** Required action **
The number of lines in the entries below holding the word "your" is all that is needed here.

◇ ◇ ◇

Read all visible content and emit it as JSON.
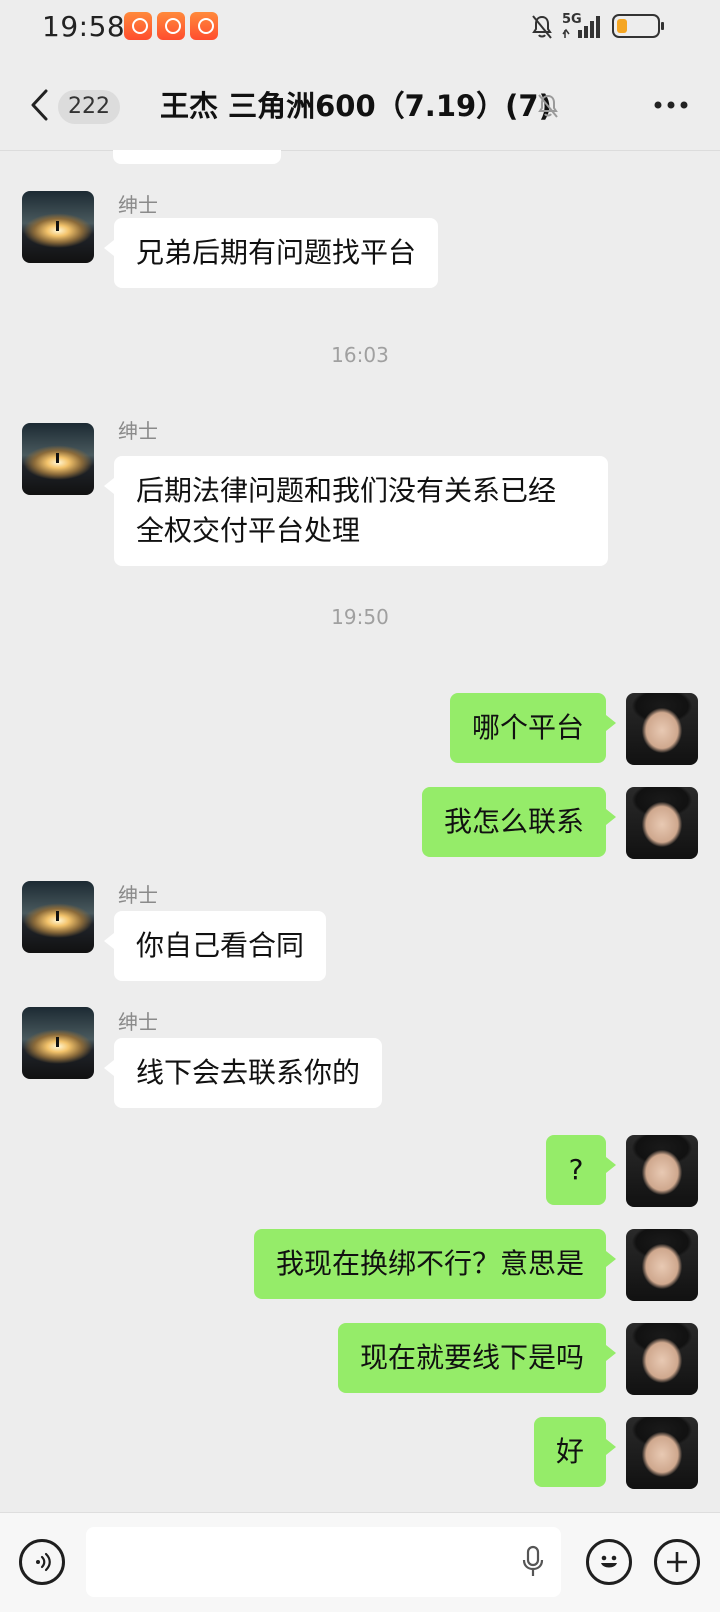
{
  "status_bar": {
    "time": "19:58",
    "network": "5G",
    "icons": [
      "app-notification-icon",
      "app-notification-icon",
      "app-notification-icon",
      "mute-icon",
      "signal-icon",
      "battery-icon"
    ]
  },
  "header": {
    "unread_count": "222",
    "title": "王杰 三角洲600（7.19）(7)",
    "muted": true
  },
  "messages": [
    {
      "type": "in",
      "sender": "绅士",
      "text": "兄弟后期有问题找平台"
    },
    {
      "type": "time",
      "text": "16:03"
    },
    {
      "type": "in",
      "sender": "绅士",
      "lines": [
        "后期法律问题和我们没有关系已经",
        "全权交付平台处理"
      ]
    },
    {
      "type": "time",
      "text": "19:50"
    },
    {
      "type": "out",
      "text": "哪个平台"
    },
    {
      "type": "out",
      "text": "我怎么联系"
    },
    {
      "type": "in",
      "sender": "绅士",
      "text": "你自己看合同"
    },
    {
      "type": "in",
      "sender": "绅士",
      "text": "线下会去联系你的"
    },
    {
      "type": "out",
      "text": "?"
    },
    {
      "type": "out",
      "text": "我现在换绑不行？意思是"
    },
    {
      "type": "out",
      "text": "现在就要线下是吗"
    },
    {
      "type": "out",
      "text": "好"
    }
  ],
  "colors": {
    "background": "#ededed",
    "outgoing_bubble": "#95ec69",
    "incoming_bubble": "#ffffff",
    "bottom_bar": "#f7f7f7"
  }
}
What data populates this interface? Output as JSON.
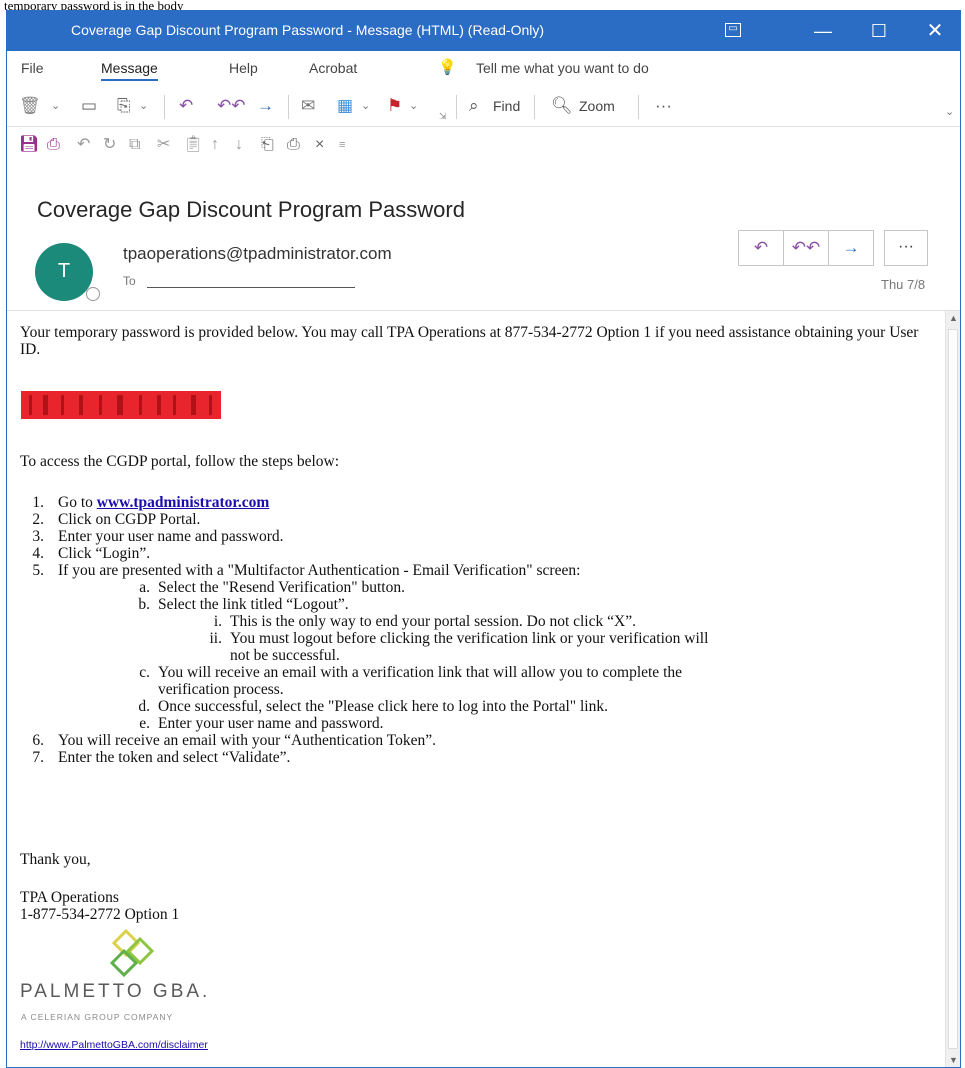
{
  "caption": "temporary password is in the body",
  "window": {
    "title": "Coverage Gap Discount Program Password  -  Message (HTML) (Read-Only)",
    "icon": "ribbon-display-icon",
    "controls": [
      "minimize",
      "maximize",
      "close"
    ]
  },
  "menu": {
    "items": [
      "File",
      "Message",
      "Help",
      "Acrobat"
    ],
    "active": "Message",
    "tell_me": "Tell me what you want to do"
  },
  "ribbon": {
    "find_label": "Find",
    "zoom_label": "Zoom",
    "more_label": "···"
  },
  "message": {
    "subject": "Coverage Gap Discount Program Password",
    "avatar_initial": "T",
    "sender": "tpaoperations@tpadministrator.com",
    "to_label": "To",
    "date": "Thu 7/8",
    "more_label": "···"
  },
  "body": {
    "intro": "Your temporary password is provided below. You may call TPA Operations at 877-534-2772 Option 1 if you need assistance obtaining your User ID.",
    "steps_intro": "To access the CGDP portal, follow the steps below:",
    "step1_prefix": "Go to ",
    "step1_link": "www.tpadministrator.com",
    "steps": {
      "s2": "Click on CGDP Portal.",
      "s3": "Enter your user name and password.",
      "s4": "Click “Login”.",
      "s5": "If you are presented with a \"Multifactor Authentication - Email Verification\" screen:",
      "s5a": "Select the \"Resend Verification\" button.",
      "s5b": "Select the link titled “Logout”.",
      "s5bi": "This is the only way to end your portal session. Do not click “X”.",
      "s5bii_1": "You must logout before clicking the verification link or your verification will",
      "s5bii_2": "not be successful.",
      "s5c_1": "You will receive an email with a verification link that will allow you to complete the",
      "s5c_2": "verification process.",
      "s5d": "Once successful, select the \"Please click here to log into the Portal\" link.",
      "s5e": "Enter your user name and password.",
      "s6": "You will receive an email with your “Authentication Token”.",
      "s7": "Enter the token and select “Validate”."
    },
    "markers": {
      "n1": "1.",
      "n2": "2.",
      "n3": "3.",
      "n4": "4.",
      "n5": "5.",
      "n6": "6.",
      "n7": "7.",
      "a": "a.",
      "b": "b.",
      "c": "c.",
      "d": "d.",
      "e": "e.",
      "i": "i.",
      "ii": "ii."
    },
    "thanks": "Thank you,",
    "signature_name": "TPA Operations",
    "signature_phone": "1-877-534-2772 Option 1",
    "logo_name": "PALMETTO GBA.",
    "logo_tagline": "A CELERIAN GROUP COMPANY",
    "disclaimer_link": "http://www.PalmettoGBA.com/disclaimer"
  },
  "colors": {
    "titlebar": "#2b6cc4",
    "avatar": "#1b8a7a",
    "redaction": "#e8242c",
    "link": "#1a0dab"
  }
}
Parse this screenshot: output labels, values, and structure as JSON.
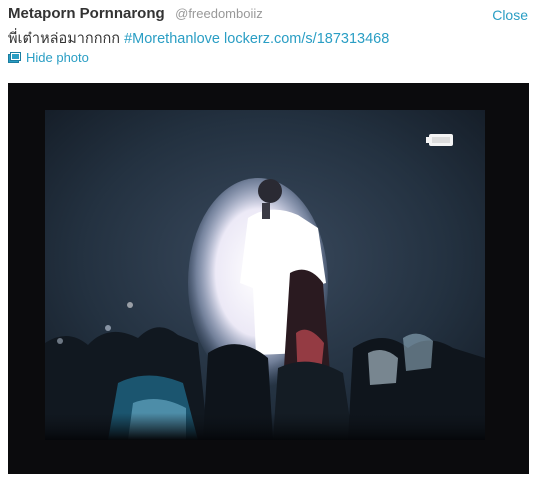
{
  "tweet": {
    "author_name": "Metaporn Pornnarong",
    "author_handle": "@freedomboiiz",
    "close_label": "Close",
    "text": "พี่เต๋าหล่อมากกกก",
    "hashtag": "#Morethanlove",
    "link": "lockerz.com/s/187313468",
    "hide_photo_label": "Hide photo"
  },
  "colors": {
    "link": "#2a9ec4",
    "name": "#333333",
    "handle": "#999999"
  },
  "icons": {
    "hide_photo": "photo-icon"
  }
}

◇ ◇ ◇

** Completed task **
6